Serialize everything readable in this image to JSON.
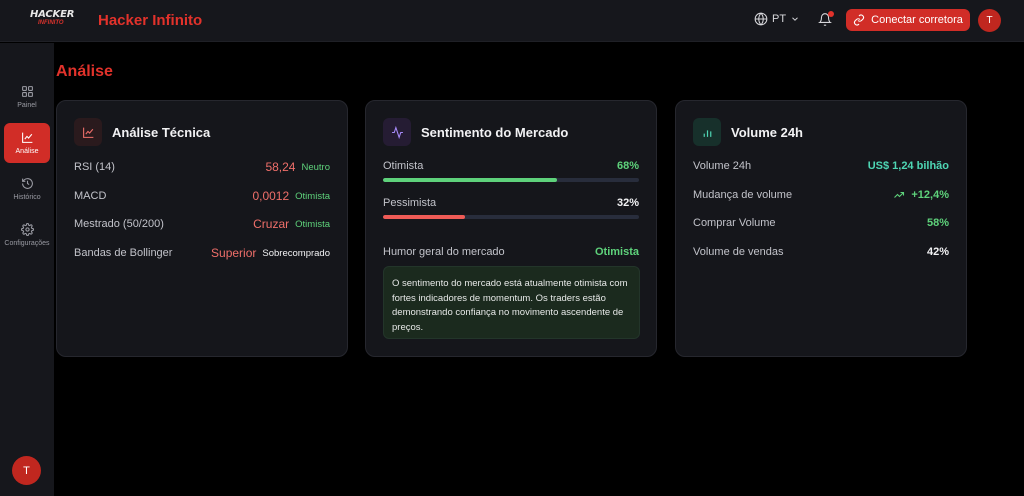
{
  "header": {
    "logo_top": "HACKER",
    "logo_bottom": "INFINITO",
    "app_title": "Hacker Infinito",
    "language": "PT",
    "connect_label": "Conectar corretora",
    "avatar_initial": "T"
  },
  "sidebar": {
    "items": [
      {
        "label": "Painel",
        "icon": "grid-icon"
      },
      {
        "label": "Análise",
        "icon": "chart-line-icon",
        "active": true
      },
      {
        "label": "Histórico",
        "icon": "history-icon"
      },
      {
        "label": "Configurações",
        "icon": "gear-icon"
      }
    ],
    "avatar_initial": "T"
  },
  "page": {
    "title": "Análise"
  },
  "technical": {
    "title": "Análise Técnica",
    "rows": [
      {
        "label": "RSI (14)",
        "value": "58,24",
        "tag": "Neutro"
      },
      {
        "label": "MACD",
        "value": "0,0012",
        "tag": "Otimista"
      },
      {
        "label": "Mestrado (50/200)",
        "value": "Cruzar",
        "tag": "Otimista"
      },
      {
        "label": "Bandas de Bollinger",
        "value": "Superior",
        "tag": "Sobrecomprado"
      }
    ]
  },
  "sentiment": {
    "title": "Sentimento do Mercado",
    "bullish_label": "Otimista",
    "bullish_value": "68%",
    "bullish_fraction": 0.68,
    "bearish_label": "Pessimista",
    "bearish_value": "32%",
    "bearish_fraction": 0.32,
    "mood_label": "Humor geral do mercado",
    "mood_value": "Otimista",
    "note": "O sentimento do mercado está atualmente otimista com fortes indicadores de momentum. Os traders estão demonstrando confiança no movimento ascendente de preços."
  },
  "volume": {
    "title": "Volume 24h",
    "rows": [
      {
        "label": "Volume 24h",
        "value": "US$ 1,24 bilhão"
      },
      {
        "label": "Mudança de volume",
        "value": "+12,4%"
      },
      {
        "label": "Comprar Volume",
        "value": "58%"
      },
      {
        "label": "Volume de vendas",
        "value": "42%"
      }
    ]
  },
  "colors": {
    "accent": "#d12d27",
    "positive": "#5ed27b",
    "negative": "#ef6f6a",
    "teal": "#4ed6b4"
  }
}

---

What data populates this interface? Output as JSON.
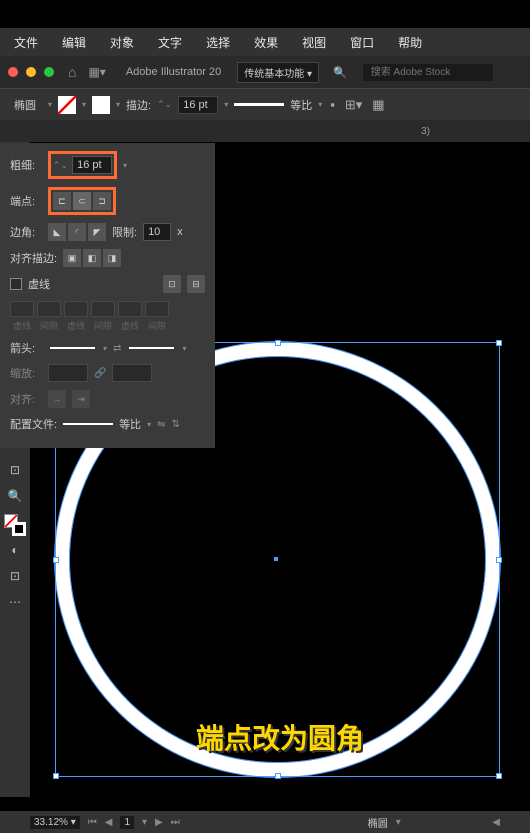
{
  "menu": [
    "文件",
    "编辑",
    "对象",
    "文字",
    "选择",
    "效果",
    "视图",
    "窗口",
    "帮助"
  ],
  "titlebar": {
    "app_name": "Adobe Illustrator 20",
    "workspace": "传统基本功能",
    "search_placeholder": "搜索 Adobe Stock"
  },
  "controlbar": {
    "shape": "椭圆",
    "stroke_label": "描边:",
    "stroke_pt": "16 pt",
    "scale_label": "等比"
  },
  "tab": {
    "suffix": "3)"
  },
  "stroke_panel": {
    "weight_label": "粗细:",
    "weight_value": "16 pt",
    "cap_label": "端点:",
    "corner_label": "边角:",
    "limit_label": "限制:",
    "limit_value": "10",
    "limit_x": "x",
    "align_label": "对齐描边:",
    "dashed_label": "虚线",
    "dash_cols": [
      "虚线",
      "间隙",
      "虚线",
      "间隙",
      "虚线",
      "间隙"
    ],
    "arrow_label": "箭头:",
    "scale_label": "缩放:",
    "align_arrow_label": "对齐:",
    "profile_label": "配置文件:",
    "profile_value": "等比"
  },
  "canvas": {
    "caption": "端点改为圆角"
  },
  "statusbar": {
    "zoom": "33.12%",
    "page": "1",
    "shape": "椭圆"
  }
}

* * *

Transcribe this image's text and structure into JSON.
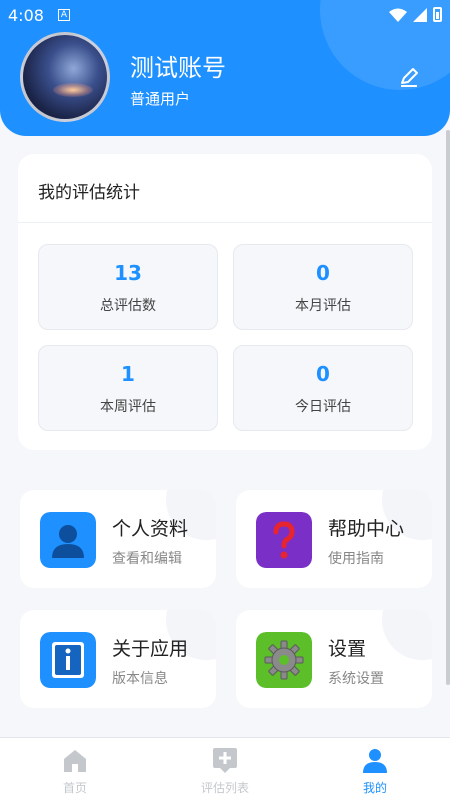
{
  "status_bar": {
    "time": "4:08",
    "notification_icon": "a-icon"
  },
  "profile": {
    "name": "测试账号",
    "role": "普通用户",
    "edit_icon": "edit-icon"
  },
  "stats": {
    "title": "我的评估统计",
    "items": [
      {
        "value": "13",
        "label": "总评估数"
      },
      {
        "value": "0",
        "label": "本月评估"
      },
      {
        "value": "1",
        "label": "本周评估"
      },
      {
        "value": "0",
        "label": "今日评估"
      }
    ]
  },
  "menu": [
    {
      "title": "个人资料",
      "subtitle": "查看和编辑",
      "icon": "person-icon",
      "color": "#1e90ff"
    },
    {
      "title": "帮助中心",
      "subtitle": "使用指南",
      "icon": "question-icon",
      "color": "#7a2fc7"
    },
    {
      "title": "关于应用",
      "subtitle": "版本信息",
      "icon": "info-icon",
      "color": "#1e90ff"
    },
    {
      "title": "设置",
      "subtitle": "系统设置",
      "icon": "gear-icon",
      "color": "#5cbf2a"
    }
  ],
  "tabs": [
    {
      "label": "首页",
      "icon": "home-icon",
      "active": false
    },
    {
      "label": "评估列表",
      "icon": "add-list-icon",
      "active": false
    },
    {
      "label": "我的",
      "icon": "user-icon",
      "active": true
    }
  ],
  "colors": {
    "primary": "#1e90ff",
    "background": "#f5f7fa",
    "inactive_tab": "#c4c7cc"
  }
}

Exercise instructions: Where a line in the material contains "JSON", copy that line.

Your solution:
Serialize everything readable in this image to JSON.
What data populates this interface? Output as JSON.
Transcribe this image's text and structure into JSON.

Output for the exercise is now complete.